Two years ago, the company quietly launched Twitter Access, a
program that ties with telecom companies to "zero-rate" the
micro-blogging service, subsidizing the data it demands. Much of
Twitter's future user growth is set to arrive from emerging
markets, where most people access the Internet on mobile phones but
face prohibitively high data costs.
In countries like Brazil, Indonesia and India, zero-rating lifts
the biggest obstacle for joining Twitter. And it helps answer the
biggest, nagging question Twitter must answer as a public
"User growth is, far and away, the top issue for Wall Street,"
said Robert Peck, an analyst with SunTrust Robinson Humphrey. "When
you talk to the company, they say the same thing."
Twitter declined to comment on its growth strategy and Twitter
While Twitter nets less revenue-per-user abroad, it can reach
eyeballs much faster. eMarketer expects a bulk of Twitter's future
growth to come from the Asia-Pacific and Brazil.
Analysts and ad-tech executives who track emerging market
wireless carriers say Twitter Access is pivotal to Twitter's
international plans. Twitter has partnered with close to a hundred
carriers thus far and is accelerating the initiative, a person
close to the company said.
"This is the cornerstone of their global expansion strategy,"
said Neha Dharia, telecom analyst at Ovum.
A scorched path
Twitter, however, wasn't first to the strategy -- and the path may
already be scorched.
In 2010, Facebook
unfurled 0.facebook.com -- a stripped-down version of the
social network any phone owner could use. In cahoots with carriers,
the service subsidizes phone data for a period, typically three
months, allowing someone to access Facebook with no charge.
Tencent, the Chinese Internet colossus, began subsidized
offerings for its popular WeChat app in Nigeria in April. Apps like
Kakao Talk and Line have been zero-rated, too. Google has pushed for similar
Like Twitter, Facebook saw its brightest prospects for expansion
in emerging markets and on mobile. And it identified the stumbling
block: costly data. Mobile data prices vary in emerging markets by
country (and often within one), but they are usually substantial.
Typically, phone plans are pre-paid, meaning users buy up data
packages in tiny increments. Ericsson, a telecom provider,
estimated that people who earn less than $3 a day -- a
population of two billion plus -- may spend as much of 10% of their
incomes on phone data.
By covering the data needed to visit its site, Facebook found

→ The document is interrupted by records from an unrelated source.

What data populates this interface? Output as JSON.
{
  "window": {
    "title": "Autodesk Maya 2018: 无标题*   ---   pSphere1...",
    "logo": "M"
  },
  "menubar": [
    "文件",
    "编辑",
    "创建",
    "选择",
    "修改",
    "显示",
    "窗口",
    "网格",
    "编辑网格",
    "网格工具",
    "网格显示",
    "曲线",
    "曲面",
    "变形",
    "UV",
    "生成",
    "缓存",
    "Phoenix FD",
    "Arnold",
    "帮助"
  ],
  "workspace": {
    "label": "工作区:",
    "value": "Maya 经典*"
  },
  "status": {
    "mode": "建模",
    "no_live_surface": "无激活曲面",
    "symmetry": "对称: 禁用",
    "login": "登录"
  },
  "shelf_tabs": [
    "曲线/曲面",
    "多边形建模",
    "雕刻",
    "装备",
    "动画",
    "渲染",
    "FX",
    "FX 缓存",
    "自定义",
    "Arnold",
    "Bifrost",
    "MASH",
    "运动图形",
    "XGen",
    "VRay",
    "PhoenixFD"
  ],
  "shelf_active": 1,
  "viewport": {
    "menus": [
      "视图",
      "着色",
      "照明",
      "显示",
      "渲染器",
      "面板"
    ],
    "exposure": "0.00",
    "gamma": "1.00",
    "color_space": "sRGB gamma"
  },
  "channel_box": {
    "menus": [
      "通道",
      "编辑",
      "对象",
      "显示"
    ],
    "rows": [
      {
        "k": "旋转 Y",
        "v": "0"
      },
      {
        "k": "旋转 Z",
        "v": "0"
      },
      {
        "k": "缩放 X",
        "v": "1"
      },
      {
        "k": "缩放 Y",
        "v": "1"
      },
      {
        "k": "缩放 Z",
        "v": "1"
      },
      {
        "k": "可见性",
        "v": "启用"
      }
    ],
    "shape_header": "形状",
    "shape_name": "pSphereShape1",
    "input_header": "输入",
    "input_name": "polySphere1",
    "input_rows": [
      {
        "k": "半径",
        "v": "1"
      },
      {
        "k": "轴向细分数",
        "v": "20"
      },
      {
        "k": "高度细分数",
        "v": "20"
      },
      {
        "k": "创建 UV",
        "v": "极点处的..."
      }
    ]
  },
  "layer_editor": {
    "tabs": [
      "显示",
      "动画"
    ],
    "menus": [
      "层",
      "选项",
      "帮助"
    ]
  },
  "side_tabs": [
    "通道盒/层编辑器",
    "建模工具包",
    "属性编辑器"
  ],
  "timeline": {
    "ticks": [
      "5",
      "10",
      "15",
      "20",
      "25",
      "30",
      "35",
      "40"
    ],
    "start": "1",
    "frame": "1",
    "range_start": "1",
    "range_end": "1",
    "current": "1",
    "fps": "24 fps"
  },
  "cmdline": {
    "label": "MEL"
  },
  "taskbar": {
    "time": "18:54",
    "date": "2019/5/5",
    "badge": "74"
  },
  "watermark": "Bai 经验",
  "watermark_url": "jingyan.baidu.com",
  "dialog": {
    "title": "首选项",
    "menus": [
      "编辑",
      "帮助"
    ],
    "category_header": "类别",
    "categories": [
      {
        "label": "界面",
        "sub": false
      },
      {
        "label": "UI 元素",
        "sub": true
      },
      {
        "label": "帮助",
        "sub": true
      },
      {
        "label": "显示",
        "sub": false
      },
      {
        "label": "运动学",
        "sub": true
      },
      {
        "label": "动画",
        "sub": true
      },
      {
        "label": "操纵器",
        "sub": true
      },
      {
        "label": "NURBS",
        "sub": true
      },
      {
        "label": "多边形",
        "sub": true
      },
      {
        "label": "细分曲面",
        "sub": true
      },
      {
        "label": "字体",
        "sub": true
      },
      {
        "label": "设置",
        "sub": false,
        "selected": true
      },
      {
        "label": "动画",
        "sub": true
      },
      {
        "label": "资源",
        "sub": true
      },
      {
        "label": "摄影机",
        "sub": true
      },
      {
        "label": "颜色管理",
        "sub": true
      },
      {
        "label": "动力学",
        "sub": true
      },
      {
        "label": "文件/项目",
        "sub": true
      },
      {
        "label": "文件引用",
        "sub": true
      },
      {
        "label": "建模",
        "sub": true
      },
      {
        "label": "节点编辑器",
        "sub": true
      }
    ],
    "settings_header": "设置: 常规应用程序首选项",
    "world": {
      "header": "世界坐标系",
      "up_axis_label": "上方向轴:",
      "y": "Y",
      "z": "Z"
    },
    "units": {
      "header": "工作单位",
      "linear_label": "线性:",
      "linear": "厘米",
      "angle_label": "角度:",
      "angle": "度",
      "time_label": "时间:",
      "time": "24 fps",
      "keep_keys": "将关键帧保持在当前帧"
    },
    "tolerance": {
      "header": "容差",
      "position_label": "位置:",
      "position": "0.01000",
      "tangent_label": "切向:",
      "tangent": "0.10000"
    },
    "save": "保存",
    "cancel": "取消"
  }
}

its rocket fuel. The arrangement, dubbed 'Facebook Zero,' launched
with 50 telecom operators in 45 different countries, netting
Facebook waves of new users just before its 2012 IPO. Over eight
quarters, Facebook nearly doubled its worldwide users, reaching 955
according to Statista.
Facebook declined to comment on its zero-rate program.
In theory, the deals make everyone a winner: mobile users try
Twitter for free; Twitter gets a user. And the carriers, if they
convert a subscriber to a smartphone or bulk up data packages,
pocket more revenue.
"That gets users interested in -- and then addicted to -- data,"
said Rajeev Chand, managing director of Rutberg & Company.
Globe Telecom, a Philippines operator, began subsidizing
Facebook for its subscribers in November. The company claims it
added 4.2 million mobile customers over two quarters, 11.6% growth,
largely thanks to the Facebook zero-rate offering, according to
Jenny Granada-Echevarria, VP-mobile data services.
Yet the future of the deals remains unclear, particularly after
Facebook has soured several operators on the arrangements. Multiple
people with knowledge of the partnerships said Facebook cut the
deals for subsidized data without paying a cent, often
strong-arming carriers into adopting its conditions and footing the
Three carriers with sizable global reach -- Vodafone,
Telefónica and Singtel -- have staunchly resisted Facebook's
advances. Several others, analysts said, are showing rising
concerns over the bottom line benefits of zero-rating deals.
"The operators are wising up," said one ad-tech executive
familiar with Facebook's arrangements.